▶ **EXERCISE DETAILS**
Lines that include the string "icon" are the ones to copy from the entries below.

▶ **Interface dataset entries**
----
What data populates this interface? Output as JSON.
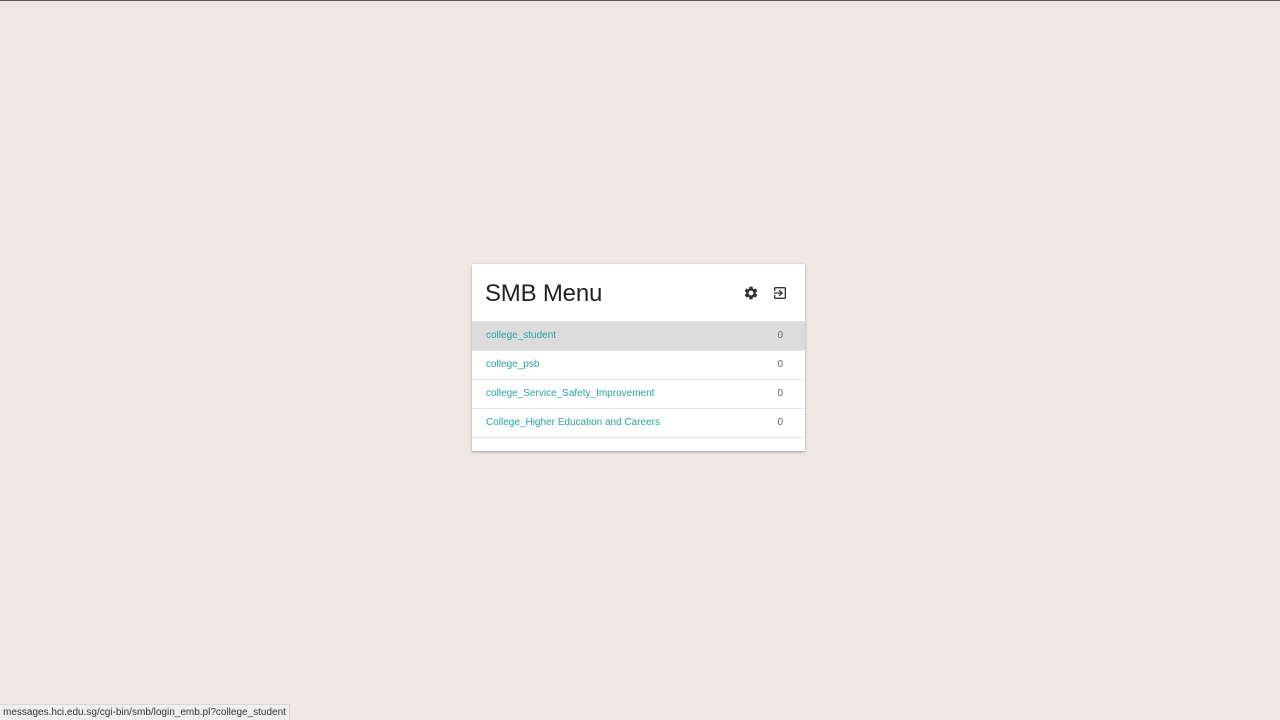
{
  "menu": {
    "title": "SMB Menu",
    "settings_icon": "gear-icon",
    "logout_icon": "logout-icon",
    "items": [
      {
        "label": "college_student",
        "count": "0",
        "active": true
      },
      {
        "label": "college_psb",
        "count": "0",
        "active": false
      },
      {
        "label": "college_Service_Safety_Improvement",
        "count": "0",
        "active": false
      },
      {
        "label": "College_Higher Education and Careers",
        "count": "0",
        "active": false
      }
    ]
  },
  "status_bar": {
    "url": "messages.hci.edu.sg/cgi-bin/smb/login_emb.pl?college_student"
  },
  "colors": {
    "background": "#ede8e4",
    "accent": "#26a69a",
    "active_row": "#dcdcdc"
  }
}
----
▶ **OUTPUT OF THE EXERCISE**
    "settings_icon": "gear-icon",
    "logout_icon": "logout-icon",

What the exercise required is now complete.